by Cygne Sauvage
Through a chance encounter with a former college classmate I get an invitation to a group reading. Well, I am not entirely unfamiliar with this preoccupation but in my country this is a rare occurrence as the population, generally, has greater penchant for drinking sessions or dinner parties than involving in a serious activity as analyzing a work of fiction. My colleague, though, updates my outdated information. That is, there are now more of this type of social gathering being held because of what has been discovered and being promoted online as the therapeutic effects of reading a book.
Actually, the healing aftermath of consuming a novel is not a recent concept to me. I have come across this in several articles, one published in the The New Yorker almost three years ago written by Ceridwen Dovey titled “Can Reading Make You Happier?”
Bibliotherapy is the technical term for the process of prescribing reading materials to alleviate a person’s physical or emotional pain, and has been in existence for already more than a century. Practitioners, like regular medical professionals, establish literary clinics and dispatch reading materials with therapeutic worth. It is just like taking in a medicinal drug, or a calming potion. Some say it is an effective alternative to a nicotine patch for those who would want to kick their smoking addiction.
Reading fiction definitely imposes some changes in the reader’s psyche. Compelling stories have the power to bury one’s own life into the novel itself and secure a relief, no matter how temporary, from the present anguish or sentiment. Thus, bibliotherapy comes in various forms, addressing diverse maladies whether arising from one’s physique or cerebral condition. For example, literature courses are being conducted for prison inmates, each individual being recommended with a classic that delves on his/her committed transgression.
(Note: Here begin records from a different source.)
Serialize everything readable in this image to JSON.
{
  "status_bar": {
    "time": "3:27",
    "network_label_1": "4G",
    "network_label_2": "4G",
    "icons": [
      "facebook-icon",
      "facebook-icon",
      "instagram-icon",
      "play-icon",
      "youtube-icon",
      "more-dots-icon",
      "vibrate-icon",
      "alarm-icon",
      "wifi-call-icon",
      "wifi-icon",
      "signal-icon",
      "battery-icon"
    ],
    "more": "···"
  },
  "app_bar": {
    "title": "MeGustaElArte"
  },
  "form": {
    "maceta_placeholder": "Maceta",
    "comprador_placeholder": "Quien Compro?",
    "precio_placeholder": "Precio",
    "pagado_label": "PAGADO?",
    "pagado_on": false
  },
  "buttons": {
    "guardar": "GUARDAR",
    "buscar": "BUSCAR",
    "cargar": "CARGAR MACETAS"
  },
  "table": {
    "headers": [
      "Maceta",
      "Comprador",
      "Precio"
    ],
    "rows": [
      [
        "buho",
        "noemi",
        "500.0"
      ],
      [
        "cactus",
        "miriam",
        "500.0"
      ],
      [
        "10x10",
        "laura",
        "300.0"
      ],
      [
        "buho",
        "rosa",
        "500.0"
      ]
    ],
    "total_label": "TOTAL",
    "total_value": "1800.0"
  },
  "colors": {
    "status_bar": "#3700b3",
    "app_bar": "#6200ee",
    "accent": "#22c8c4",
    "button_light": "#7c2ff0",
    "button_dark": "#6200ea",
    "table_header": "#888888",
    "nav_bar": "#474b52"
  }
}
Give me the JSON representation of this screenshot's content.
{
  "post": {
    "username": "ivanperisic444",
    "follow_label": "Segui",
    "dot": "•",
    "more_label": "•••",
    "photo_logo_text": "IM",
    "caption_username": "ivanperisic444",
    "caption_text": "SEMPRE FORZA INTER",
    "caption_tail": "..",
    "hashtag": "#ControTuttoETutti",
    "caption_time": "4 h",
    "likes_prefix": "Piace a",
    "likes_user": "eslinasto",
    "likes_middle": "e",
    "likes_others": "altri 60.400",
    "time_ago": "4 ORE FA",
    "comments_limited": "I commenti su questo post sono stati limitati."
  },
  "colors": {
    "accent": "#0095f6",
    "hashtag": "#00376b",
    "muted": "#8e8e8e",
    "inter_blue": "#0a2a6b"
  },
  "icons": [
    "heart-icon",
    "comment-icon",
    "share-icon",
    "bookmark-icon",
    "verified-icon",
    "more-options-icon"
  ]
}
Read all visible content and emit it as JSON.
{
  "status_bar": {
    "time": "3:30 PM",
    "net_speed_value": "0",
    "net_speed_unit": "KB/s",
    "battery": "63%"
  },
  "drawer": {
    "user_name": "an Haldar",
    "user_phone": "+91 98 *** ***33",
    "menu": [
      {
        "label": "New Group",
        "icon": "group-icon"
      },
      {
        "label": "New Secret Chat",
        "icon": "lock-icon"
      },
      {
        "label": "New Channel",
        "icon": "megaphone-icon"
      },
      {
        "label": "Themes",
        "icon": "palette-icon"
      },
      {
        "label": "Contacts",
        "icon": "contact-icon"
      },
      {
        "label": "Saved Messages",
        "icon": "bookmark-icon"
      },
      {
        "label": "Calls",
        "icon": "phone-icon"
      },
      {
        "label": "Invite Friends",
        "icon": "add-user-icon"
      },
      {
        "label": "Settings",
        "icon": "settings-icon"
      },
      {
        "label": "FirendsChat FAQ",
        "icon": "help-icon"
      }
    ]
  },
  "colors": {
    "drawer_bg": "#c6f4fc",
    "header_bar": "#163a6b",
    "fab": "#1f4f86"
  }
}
Likewise, senior citizens showing signs of dementia are encouraged to participate in book reading circles where participants are required to relate a summary of the book they have just consumed, honing their memory tools.
It is widely believed that the practice of bibliotherapy originated from the ancient Greeks who regard libraries as “healing places for the soul.” Moreover, Sigmund Freud having used literary reading during psychoanalysis sessions has been written about.
A 2011 study published in the Annual Review of Psychology discusses the effects of reading about an experience in the stimulation of the same neurological regions of the brain as when the experience is real, based on analysis of fMRI brain scans of participants. “We draw on the same brain networks when we’re reading stories and when we’re trying to guess at another person’s feelings,” the research findings claim.
So even if you don’t agree that reading fiction has that fabulous repercussion on one’s well-being, it can’t be denied that it has maneuvered our minds into a state of enchanting pleasure, which brings the same health benefits and inner calm as deep relaxation during meditation.